• The Life Before This "The Life Before This" is one of those many unconcluded motion pictures events, where there's obviously a lot to say, but there's nothing said at all. It's one of those films with a spectacular premise that shows great promise, but has nothing to give; it is one of those projects where great actors use their talents while we wonder what the hell they are doing there. I remember "All The Rage".

    So, as expected, it is unavoidable to watch the film after its introduction. You may think many times later, that there's no content in it, or that nothing's going to happen, but still you stay focused because the ending is something you want to see no matter what. Meanwhile, the music is intriguing, the stories are many, the characters are real and the performances are good.

    Joe Pantoliano, always trustful, plays a lawyer with a big debt to pay. He has a brother who, he thinks, sells illegal substances and makes a lot of money for it. They don't speak, but Jake goes asking him for money, and the scene is quite interesting. In fact, many scenes are. Stephen Rea, as a hard working man who lost his daughter and probably himself, plays a part in two scenes that inspire trance.

    Catherine O'Hara plays a single woman who was married and dated gay men, and is now looking for a date; but is too worried about what couples live every day and how difficult it is. Leslie Hope, David Hewlett and Joel Keller play a team (sort of) that wants to commit a robbery but have too much on their minds and a lot of preoccupations. A 20-year old Sarah Polley is superb as she moves in with her boyfriend, who wants to be the man of her life.

    Emily Hampshire portrays Margaret, a girl with self-confidence issues, whose mother is an actress when she wants to act, but doesn't want her mother to know. Young Alison Pill is a very smart young girl, a prodigy that plays the violin and loves French, but wants to be with other more popular girls and do different stuff.

    Believe or not, all of the situations I've explained have a connection. Is not the kind of connection you'd expect of a powerfully moving film where characters are the one with the connection and you can see it along the film. It is the type of film where the connection is determined by an event; an event that shows all of the characters.

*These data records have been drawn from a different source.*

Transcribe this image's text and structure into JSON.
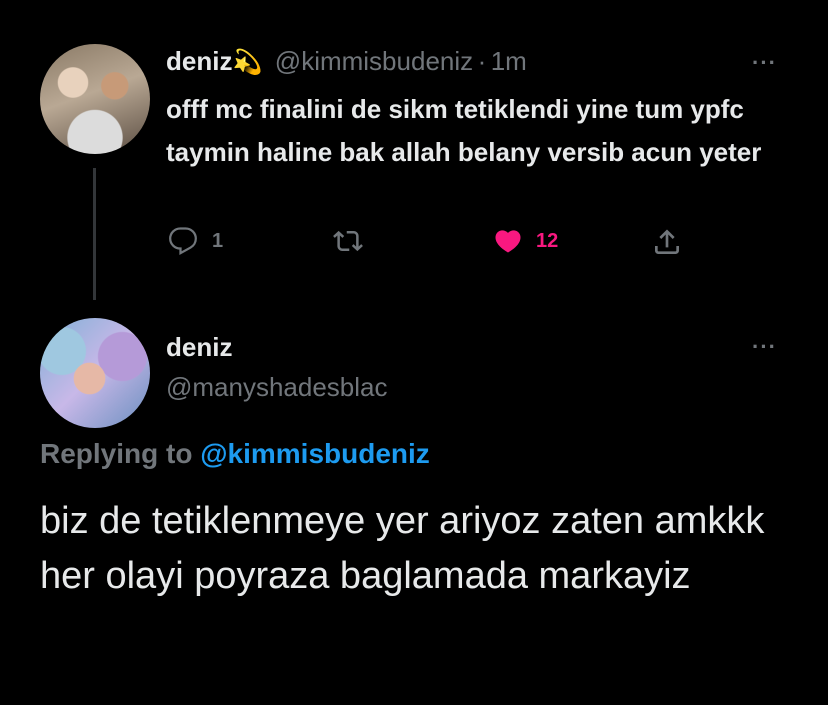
{
  "tweet": {
    "author_name": "deniz",
    "author_emoji": "💫",
    "handle": "@kimmisbudeniz",
    "separator": "·",
    "time": "1m",
    "more": "···",
    "text": "offf mc finalini de sikm tetiklendi yine tum ypfc taymin haline bak allah belany versib acun yeter",
    "reply_count": "1",
    "like_count": "12",
    "icons": [
      "reply-icon",
      "retweet-icon",
      "heart-icon",
      "share-icon"
    ],
    "like_color": "#f91880"
  },
  "reply": {
    "author_name": "deniz",
    "handle": "@manyshadesblac",
    "more": "···",
    "replying_label": "Replying to",
    "replying_to": "@kimmisbudeniz",
    "text": "biz de tetiklenmeye yer ariyoz zaten amkkk her olayi poyraza baglamada markayiz"
  },
  "colors": {
    "background": "#000000",
    "text": "#e7e9ea",
    "muted": "#71767b",
    "link": "#1d9bf0"
  }
}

    There's one scene, of a young couple talking, about a train accident that happened the day before the movie takes place. "If I had been in the train, I wouldn't be with you here", the girl says. "Yeah, but you weren't and you are", the boy says to her. "But one little thing can change everything; If I hadn't chosen Biology class I wouldn't have met you and I wouldn't love you now".

    That theory about one thing being able to change everything it is most likely what explains the last scene of the film that wants to be thought provoking and ends instantly. Canadian Director Jerry Ciccoritti hasn't done many things after this and hadn't done much before. Writer Semi Chellas worked his mind off to come up with this.

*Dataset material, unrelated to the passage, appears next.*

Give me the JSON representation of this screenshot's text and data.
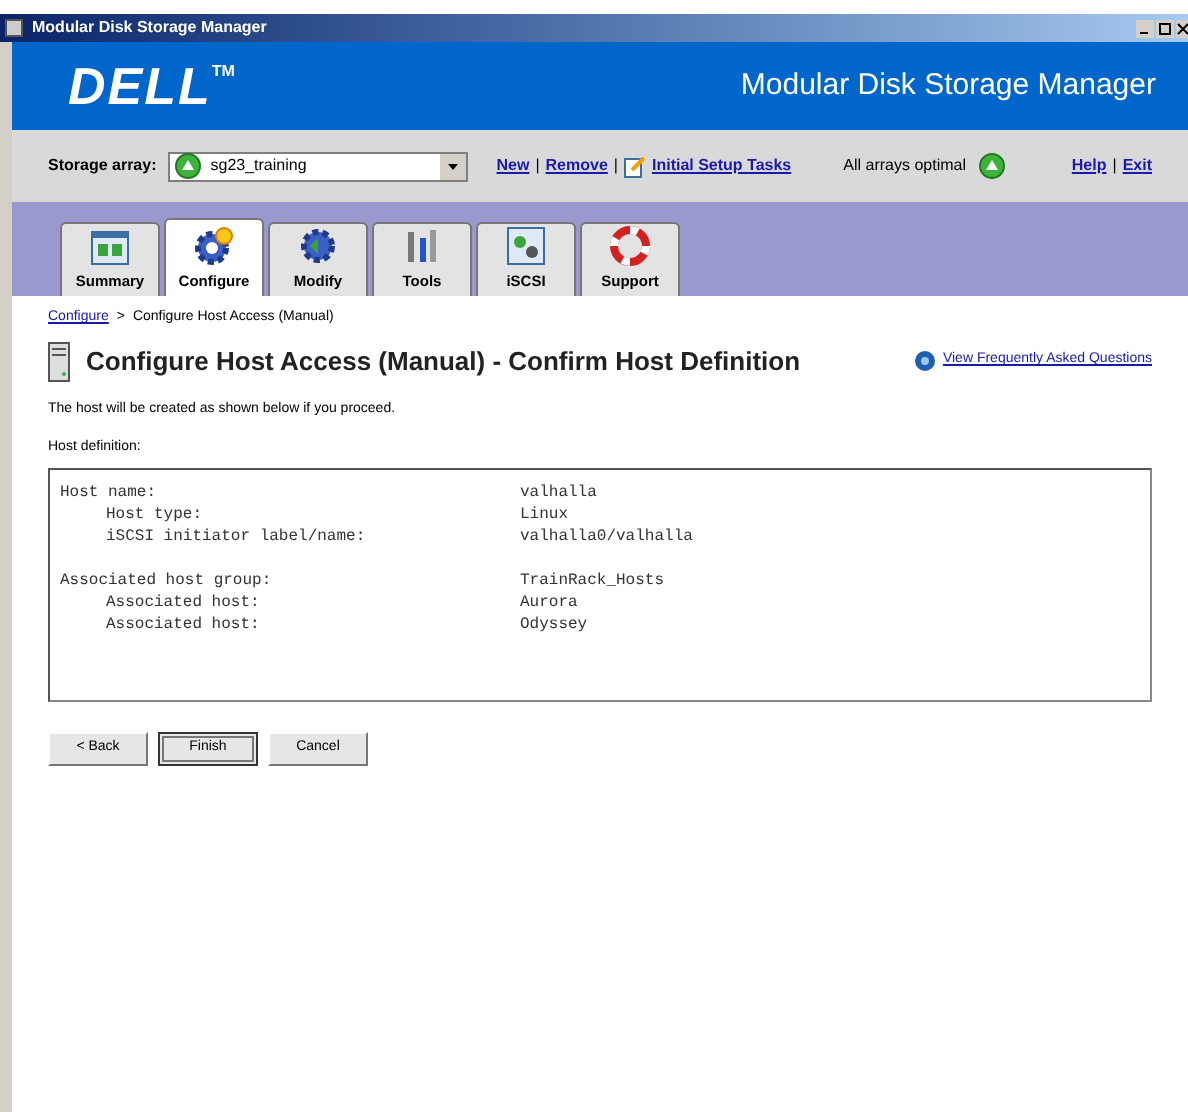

    As I said, it was not a bad idea. But they both missed the emotional connection, and one subject that worked as the main core of their piece. This could have been a great film…It's bad.